* **What you should do**:
Each line from the one containing "Decode this image" through the last line of the data below is to be written out verbatim, and nothing more.

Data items
<<<<

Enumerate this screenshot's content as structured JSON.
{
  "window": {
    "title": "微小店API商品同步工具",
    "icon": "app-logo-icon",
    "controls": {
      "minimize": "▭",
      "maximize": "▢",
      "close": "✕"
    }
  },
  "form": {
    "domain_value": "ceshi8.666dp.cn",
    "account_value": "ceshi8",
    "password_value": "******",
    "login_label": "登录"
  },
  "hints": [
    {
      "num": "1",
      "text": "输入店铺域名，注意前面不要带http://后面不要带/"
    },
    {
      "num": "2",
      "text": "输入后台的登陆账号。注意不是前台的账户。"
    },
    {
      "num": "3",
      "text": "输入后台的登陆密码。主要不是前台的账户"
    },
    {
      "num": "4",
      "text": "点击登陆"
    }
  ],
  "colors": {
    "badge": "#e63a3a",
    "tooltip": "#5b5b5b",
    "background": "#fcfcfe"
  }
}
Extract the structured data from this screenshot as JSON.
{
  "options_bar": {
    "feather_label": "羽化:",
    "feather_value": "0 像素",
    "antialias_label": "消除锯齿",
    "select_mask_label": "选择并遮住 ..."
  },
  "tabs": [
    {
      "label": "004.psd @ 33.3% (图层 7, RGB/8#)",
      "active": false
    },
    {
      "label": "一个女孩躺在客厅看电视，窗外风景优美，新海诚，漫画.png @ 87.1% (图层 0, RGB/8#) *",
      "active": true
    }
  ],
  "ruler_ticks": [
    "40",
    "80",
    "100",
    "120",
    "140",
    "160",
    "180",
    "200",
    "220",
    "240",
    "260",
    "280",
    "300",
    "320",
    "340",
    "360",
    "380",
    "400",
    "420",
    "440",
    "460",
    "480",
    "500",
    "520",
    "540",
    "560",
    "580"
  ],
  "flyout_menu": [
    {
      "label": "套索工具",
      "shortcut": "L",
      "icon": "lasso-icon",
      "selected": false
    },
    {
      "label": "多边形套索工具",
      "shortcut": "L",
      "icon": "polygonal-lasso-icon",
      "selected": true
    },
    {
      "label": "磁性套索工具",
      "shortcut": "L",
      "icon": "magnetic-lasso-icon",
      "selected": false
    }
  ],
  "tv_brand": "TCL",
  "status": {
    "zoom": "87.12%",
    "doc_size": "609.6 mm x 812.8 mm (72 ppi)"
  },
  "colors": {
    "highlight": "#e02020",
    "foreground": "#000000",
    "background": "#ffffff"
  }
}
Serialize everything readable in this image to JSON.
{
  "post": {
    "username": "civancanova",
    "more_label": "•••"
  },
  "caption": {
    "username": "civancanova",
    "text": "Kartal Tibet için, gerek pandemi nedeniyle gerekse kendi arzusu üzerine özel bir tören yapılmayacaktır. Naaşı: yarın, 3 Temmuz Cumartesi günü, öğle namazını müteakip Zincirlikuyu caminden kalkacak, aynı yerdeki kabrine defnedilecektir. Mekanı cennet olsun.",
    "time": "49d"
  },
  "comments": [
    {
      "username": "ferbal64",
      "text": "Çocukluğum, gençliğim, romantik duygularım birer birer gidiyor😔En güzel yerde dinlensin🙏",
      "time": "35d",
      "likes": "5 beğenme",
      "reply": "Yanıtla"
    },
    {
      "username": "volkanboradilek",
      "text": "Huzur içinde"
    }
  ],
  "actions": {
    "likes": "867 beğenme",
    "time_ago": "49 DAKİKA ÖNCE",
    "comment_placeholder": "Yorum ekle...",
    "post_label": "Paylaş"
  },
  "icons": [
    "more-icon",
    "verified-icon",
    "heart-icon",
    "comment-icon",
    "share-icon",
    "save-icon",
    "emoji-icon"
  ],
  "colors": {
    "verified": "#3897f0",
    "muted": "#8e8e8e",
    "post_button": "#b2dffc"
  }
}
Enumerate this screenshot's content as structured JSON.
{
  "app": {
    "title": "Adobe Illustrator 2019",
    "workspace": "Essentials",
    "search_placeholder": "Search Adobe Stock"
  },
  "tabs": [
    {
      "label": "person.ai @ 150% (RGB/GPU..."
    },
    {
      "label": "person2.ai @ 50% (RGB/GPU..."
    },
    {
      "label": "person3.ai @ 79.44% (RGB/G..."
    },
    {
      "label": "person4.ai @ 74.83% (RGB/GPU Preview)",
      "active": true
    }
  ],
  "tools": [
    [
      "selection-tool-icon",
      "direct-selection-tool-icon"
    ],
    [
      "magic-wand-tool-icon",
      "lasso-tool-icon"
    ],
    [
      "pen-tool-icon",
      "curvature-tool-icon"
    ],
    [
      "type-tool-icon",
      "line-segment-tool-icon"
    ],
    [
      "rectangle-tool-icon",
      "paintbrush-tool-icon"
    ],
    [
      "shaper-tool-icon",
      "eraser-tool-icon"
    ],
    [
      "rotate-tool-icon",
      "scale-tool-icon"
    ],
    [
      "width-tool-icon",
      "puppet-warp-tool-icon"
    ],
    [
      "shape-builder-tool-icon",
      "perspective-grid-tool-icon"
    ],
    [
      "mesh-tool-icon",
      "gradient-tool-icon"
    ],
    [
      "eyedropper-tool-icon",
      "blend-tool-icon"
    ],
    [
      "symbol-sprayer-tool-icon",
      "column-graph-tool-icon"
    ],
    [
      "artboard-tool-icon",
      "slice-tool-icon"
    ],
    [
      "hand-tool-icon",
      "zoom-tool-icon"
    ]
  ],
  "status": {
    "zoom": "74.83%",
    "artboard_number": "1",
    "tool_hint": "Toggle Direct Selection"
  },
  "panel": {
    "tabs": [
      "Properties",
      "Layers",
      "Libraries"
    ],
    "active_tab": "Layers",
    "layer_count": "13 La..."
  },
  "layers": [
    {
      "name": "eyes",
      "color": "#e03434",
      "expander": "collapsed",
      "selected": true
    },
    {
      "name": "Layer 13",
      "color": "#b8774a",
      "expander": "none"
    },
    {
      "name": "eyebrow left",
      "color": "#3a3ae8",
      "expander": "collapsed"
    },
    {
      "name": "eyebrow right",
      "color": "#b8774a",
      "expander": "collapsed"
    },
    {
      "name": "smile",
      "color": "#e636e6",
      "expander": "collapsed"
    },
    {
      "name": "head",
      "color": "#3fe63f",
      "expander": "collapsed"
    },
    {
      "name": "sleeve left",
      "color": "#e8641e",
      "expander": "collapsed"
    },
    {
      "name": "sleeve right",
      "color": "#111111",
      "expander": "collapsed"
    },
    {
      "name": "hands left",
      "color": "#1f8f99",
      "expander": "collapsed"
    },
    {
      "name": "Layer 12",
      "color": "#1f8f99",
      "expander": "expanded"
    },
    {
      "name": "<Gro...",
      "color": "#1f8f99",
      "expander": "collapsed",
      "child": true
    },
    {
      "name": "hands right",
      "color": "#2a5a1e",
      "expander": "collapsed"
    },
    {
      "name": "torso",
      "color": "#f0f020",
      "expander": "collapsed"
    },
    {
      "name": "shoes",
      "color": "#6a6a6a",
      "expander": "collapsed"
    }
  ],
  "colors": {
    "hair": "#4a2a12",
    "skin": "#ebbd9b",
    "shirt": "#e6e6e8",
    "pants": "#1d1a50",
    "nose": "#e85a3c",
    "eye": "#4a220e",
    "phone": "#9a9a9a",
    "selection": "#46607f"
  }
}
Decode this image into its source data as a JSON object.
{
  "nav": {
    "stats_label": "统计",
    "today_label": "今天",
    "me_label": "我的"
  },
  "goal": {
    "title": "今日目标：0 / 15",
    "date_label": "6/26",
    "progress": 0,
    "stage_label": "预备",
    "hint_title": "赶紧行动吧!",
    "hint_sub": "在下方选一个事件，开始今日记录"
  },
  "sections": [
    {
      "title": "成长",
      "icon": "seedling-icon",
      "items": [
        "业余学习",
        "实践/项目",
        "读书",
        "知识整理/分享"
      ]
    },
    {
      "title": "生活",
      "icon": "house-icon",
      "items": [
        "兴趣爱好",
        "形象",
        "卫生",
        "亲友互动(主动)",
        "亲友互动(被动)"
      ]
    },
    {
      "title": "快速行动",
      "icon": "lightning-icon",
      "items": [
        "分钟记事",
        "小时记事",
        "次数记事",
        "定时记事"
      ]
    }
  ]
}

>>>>

* **Result of the task**:
Decode this image into its source data as a JSON object.
{
  "nav": {
    "stats_label": "统计",
    "today_label": "今天",
    "me_label": "我的"
  },
  "goal": {
    "title": "今日目标：0 / 15",
    "date_label": "6/26",
    "progress": 0,
    "stage_label": "预备",
    "hint_title": "赶紧行动吧!",
    "hint_sub": "在下方选一个事件，开始今日记录"
  },
  "sections": [
    {
      "title": "成长",
      "icon": "seedling-icon",
      "items": [
        "业余学习",
        "实践/项目",
        "读书",
        "知识整理/分享"
      ]
    },
    {
      "title": "生活",
      "icon": "house-icon",
      "items": [
        "兴趣爱好",
        "形象",
        "卫生",
        "亲友互动(主动)",
        "亲友互动(被动)"
      ]
    },
    {
      "title": "快速行动",
      "icon": "lightning-icon",
      "items": [
        "分钟记事",
        "小时记事",
        "次数记事",
        "定时记事"
      ]
    }
  ]
}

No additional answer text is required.